→ ACTIVITY:
Reproduce the lines of the material exactly, excluding every image.

⁂

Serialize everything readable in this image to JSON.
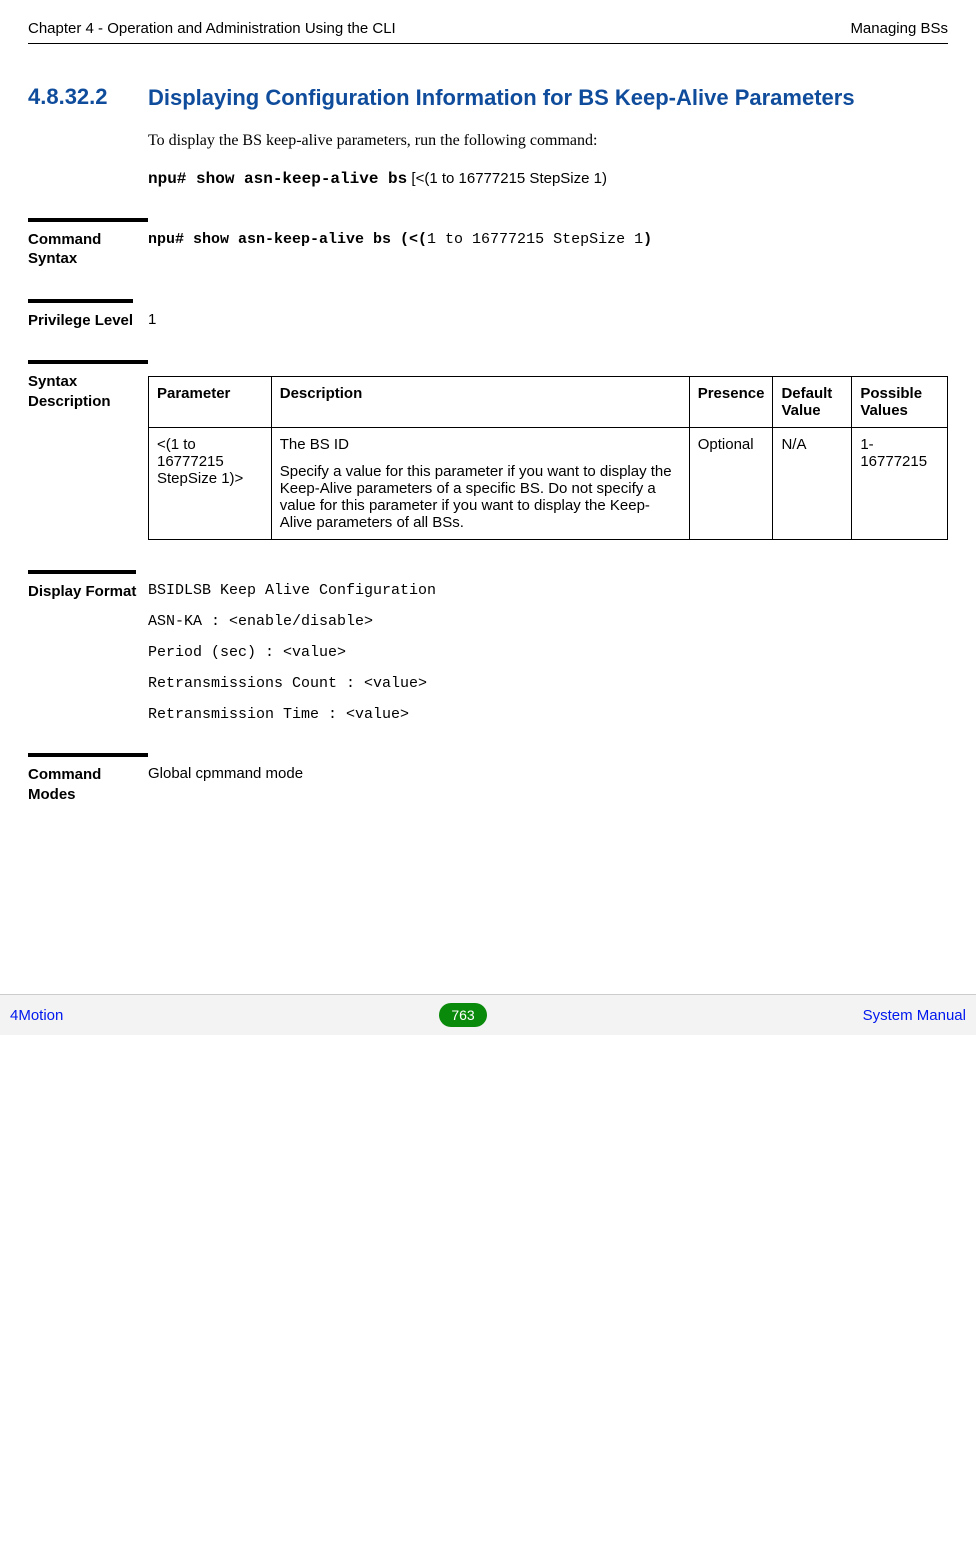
{
  "header": {
    "left": "Chapter 4 - Operation and Administration Using the CLI",
    "right": "Managing BSs"
  },
  "section": {
    "number": "4.8.32.2",
    "title": "Displaying Configuration Information for BS Keep-Alive Parameters",
    "intro": " To display the BS keep-alive parameters, run the following command:",
    "cmd_bold": "npu# show asn-keep-alive bs",
    "cmd_trail": " [<(1 to 16777215 StepSize 1)"
  },
  "command_syntax": {
    "label": "Command Syntax",
    "value_bold_a": "npu# show asn-keep-alive bs (<(",
    "value_mid": "1 to 16777215 StepSize 1",
    "value_bold_b": ")"
  },
  "privilege": {
    "label": "Privilege Level",
    "value": "1"
  },
  "syntax_desc": {
    "label": "Syntax Description",
    "headers": {
      "param": "Parameter",
      "desc": "Description",
      "presence": "Presence",
      "default": "Default Value",
      "possible": "Possible Values"
    },
    "row": {
      "param": "<(1 to 16777215 StepSize 1)>",
      "desc_line1": "The BS ID",
      "desc_line2": "Specify a value for this parameter if you want to display the Keep-Alive parameters of a specific BS. Do not specify a value for this parameter if you want to display the Keep-Alive parameters of all BSs.",
      "presence": "Optional",
      "default": "N/A",
      "possible": "1-16777215"
    }
  },
  "display_format": {
    "label": "Display Format",
    "lines": {
      "l1": "BSIDLSB Keep Alive Configuration",
      "l2": "ASN-KA : <enable/disable>",
      "l3": "Period (sec) : <value>",
      "l4": "Retransmissions Count : <value>",
      "l5": "Retransmission Time : <value>"
    }
  },
  "command_modes": {
    "label": "Command Modes",
    "value": "Global cpmmand mode"
  },
  "footer": {
    "left": "4Motion",
    "page": "763",
    "right": "System Manual"
  }
}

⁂

→ SOLVED PROBLEM:
Serialize everything readable in this image to JSON.
{
  "header": {
    "left": "Chapter 4 - Operation and Administration Using the CLI",
    "right": "Managing BSs"
  },
  "section": {
    "number": "4.8.32.2",
    "title": "Displaying Configuration Information for BS Keep-Alive Parameters",
    "intro": " To display the BS keep-alive parameters, run the following command:",
    "cmd_bold": "npu# show asn-keep-alive bs",
    "cmd_trail": " [<(1 to 16777215 StepSize 1)"
  },
  "command_syntax": {
    "label": "Command Syntax",
    "value_bold_a": "npu# show asn-keep-alive bs (<(",
    "value_mid": "1 to 16777215 StepSize 1",
    "value_bold_b": ")"
  },
  "privilege": {
    "label": "Privilege Level",
    "value": "1"
  },
  "syntax_desc": {
    "label": "Syntax Description",
    "headers": {
      "param": "Parameter",
      "desc": "Description",
      "presence": "Presence",
      "default": "Default Value",
      "possible": "Possible Values"
    },
    "row": {
      "param": "<(1 to 16777215 StepSize 1)>",
      "desc_line1": "The BS ID",
      "desc_line2": "Specify a value for this parameter if you want to display the Keep-Alive parameters of a specific BS. Do not specify a value for this parameter if you want to display the Keep-Alive parameters of all BSs.",
      "presence": "Optional",
      "default": "N/A",
      "possible": "1-16777215"
    }
  },
  "display_format": {
    "label": "Display Format",
    "lines": {
      "l1": "BSIDLSB Keep Alive Configuration",
      "l2": "ASN-KA : <enable/disable>",
      "l3": "Period (sec) : <value>",
      "l4": "Retransmissions Count : <value>",
      "l5": "Retransmission Time : <value>"
    }
  },
  "command_modes": {
    "label": "Command Modes",
    "value": "Global cpmmand mode"
  },
  "footer": {
    "left": "4Motion",
    "page": "763",
    "right": "System Manual"
  }
}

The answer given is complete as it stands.